Break in your boots
A good pair of boots is a must on Kilimanjaro. They should have good ankle support, water proof, and warm, and of course, be comfortable! IF you are buying new boots for this epic adventure, make sure you break them in before you come. Nothing is worse than finishing off day 1 with a giant blister!
Practice your day pack
Same as above- if you are getting a new day pack, break it in! Practice putting in all the items you will be carrying for the day to make sure everything fits and you will be comfortable. Typically you would carry rain gear, 3L of water, your lunch box, sunscreen, a hat, lipsyl, your camera, and extra layers of clothing, that either get peeled off or get put on as the day goes by. What to expect on the mountain is explained in more detail here.
Think about Medication
You may want to discuss with your physician to see if taking medication to help prevent altitude sickness is a good option for you. Also ask about other medications or vaccinations you might need for travel to Tanzania.

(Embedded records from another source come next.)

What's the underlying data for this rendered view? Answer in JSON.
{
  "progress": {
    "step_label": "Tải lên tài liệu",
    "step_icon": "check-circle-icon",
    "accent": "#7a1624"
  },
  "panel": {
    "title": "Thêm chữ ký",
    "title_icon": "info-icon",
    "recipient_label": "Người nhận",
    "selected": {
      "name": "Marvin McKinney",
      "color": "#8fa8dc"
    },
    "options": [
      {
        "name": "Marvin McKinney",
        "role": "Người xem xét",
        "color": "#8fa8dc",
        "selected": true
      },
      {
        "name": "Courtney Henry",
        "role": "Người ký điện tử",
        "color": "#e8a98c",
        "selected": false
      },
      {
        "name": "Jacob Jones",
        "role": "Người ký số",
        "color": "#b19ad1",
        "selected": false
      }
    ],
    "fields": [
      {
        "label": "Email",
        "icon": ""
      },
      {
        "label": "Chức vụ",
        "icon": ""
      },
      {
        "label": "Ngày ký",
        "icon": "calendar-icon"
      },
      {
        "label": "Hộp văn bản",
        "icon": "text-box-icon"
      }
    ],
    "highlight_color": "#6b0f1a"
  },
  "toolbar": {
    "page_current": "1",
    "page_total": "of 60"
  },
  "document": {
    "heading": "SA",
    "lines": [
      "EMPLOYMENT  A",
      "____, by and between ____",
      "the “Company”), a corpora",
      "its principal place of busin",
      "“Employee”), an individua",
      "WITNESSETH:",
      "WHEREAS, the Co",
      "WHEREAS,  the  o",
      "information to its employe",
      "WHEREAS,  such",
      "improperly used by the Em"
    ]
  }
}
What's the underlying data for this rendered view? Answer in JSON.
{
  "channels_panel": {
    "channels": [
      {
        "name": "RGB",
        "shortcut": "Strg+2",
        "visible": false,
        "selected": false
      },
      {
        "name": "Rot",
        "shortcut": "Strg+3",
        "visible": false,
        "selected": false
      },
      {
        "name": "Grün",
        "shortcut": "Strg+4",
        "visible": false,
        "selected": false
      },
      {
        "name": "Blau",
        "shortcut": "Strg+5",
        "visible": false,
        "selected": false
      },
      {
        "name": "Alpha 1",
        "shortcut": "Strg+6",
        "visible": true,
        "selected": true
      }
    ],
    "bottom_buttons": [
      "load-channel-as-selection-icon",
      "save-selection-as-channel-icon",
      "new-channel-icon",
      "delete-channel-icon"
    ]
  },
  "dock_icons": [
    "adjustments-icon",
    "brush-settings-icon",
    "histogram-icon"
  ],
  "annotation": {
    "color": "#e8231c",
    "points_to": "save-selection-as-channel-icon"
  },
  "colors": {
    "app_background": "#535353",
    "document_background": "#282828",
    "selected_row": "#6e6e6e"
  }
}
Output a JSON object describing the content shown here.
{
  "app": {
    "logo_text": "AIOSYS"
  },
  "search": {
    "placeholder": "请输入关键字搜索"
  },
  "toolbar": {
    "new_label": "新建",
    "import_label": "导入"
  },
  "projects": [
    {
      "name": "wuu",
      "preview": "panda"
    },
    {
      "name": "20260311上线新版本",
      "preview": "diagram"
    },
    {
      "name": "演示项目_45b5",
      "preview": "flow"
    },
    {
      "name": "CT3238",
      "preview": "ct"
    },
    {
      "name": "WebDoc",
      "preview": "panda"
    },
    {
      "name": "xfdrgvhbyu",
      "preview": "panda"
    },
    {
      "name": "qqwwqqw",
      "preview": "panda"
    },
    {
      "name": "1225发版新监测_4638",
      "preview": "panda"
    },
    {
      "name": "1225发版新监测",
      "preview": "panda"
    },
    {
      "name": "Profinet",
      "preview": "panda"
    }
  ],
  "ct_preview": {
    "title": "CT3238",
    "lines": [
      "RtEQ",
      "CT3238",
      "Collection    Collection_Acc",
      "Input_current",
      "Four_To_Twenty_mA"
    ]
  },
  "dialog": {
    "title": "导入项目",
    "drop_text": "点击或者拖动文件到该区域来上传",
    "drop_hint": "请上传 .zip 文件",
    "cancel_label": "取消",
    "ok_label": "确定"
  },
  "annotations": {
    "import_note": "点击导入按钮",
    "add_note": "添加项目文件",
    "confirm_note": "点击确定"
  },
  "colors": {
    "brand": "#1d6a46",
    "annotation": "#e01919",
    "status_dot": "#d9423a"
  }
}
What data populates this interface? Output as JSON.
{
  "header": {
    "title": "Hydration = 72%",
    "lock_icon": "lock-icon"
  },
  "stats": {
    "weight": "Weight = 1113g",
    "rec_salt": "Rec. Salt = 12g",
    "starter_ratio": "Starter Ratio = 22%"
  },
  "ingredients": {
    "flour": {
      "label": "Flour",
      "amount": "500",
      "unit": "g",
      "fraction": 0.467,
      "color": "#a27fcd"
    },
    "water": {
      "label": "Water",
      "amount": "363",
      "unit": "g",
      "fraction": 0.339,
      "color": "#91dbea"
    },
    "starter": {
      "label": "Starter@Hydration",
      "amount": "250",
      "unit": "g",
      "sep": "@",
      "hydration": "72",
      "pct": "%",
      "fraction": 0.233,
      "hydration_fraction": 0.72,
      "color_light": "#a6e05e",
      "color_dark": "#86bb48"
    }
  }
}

Bring an SPF lipsyl
Make sure you bring a lipsyl with SPF!
Remember “Pole Pole”- walk slowly!
Walking slowly will increase your chances of submitting successfully! Conserve your energy and give your body time to adjust to changes in altitude. This will be on the of the first Swahili words you will learn from your guides, Pole, pole- Slowly!
Drink a sip of water every 10 minutes
Hydration is important in any physical endeavour, and dehydration can increase the risk of altitude sickness. Taking frequent small sips throughout your climb keeps you well hydrated and fit to climb to Uhuru peak! To see your packing list, click here.
Turn back if reccommended
Your guides are trained to recognize the signs of altitude sickness and fatigue. If they have concerns regarding your health they will recommend beginning to descend. While this can be very disappointing, it’s important to take their advice seriously. Kilimanjaro is a friendly mountain, climbed by thousands, young and old, from around the world every year, but needs also to be taken seriously as altitude sickness can be a very serious health hazard. More on safety here.
Asante Sana Wilson Family for your donation- Katie is excelling at the Mwalimu Anna school thanks to your scholarship.
Katie has been sponsored since pre school (originally by Mr. Jeremy) and has been fortunate to attend the awesome Mwalimu Anna school in Mto wa Mbu village. She loves school, and gets A’s. Her grandpa gets up at 5 every day to get her ready for school. The school bus picks her up at 6 am and drops her off at home at 5 pm. It’s a long day but she thrives. This is an english medium school where most instruction happens in English.